EXERCISE DATA START
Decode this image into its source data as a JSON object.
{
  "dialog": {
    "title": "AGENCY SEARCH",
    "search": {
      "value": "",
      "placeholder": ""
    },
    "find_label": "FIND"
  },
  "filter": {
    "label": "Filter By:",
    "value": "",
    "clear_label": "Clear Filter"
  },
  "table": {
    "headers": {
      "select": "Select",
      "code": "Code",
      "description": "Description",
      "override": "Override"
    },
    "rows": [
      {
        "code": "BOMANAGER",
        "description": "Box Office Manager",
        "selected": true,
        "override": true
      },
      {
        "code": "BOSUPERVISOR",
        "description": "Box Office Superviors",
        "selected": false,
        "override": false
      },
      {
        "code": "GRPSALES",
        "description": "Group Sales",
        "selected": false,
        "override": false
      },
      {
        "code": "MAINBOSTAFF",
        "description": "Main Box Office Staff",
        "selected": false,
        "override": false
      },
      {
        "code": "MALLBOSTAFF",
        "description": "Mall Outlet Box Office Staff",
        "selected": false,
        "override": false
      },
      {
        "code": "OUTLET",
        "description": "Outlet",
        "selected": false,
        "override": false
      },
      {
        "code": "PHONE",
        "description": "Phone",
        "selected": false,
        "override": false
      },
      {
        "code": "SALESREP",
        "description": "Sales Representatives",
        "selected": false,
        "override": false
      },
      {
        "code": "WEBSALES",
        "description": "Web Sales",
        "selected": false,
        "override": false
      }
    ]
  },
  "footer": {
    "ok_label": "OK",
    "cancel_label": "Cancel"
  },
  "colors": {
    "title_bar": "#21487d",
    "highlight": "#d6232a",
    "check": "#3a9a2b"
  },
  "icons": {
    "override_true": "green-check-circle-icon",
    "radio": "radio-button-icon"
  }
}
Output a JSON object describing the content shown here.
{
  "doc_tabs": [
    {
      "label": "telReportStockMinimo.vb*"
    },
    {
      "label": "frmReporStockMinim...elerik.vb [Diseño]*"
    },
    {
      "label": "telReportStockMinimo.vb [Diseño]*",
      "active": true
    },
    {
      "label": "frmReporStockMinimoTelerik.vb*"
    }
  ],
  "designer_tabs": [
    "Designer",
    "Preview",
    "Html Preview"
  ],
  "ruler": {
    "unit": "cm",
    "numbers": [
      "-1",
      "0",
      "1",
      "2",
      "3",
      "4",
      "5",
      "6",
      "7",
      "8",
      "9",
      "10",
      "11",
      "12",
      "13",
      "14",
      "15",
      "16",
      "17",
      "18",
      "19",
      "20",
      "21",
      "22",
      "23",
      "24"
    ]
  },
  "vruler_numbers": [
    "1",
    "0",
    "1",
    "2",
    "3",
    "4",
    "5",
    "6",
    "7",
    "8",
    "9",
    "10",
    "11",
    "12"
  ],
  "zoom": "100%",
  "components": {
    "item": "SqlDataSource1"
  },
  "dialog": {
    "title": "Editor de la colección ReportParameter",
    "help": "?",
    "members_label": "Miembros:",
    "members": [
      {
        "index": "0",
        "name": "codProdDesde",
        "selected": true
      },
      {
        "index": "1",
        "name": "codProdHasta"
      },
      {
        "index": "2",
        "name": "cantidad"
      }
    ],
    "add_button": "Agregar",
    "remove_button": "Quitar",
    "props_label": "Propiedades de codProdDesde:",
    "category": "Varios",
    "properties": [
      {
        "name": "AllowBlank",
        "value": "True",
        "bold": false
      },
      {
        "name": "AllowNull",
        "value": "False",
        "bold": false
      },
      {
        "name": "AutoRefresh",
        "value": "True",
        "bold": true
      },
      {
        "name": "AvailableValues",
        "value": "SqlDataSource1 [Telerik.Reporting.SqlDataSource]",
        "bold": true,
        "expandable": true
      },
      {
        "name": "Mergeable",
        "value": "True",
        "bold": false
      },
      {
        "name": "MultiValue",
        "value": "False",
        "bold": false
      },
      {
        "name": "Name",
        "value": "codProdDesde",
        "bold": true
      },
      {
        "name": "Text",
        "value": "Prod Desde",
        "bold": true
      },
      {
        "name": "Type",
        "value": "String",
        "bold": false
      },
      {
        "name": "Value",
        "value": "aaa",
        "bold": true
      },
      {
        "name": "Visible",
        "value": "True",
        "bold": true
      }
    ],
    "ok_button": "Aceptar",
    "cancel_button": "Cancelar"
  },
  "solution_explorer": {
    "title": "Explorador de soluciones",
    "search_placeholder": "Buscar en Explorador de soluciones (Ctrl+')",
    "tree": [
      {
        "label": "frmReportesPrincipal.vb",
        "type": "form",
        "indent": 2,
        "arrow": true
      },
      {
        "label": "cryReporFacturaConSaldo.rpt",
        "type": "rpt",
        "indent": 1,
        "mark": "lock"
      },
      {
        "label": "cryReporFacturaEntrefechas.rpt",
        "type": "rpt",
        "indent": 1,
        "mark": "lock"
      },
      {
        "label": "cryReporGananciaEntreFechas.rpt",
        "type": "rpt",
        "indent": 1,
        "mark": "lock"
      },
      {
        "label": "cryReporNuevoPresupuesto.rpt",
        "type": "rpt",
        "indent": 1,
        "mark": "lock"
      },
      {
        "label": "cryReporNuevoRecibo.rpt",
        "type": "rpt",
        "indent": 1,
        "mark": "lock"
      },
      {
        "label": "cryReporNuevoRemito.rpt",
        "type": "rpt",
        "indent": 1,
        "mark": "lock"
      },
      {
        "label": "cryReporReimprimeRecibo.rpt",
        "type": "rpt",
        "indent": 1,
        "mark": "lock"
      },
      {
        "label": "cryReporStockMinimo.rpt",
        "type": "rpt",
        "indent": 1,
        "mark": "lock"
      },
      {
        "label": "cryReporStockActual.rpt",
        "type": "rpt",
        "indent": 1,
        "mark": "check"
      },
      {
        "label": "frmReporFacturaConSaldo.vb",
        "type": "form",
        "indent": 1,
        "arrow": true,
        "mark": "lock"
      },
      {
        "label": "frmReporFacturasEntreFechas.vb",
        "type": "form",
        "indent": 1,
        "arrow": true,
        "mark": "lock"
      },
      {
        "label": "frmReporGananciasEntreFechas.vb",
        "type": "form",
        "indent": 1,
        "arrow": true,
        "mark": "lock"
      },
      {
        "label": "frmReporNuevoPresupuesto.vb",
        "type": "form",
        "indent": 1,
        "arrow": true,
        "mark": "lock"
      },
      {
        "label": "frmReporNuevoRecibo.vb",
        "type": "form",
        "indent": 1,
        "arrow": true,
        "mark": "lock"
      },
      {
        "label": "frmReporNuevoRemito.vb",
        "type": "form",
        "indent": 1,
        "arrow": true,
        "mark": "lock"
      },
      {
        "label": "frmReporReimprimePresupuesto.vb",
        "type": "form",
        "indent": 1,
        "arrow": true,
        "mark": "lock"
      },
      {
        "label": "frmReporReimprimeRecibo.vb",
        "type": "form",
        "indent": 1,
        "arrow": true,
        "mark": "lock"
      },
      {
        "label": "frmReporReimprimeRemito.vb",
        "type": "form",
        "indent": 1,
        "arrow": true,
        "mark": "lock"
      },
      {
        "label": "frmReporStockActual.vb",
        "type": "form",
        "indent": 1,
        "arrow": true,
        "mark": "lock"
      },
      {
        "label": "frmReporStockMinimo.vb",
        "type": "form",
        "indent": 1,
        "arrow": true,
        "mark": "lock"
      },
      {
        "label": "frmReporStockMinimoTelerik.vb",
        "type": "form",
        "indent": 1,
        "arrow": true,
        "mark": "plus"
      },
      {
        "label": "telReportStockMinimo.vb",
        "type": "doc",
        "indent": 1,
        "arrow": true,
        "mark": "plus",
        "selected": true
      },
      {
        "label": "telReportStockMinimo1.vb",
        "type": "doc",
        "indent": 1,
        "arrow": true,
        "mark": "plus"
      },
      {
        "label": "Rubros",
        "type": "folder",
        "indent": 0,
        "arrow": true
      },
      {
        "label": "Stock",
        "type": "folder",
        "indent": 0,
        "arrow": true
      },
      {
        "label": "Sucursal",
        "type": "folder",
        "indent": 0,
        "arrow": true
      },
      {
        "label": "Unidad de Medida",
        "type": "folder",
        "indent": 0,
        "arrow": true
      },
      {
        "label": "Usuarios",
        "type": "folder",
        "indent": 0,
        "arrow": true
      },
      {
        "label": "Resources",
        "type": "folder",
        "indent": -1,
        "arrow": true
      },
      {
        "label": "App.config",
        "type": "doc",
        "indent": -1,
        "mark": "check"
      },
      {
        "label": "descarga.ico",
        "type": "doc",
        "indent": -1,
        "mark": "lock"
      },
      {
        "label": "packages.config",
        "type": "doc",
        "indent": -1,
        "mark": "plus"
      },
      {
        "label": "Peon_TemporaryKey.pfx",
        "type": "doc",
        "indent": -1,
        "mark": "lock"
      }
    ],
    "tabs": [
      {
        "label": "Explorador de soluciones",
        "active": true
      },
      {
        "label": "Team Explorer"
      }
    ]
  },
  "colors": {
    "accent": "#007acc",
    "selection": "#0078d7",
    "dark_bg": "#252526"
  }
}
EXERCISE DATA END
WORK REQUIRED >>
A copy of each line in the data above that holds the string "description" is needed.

EXERCISE OUTPUT >>
      "description": "Description",
        "description": "Box Office Manager",
        "description": "Box Office Superviors",
        "description": "Group Sales",
        "description": "Main Box Office Staff",
        "description": "Mall Outlet Box Office Staff",
        "description": "Outlet",
        "description": "Phone",
        "description": "Sales Representatives",
        "description": "Web Sales",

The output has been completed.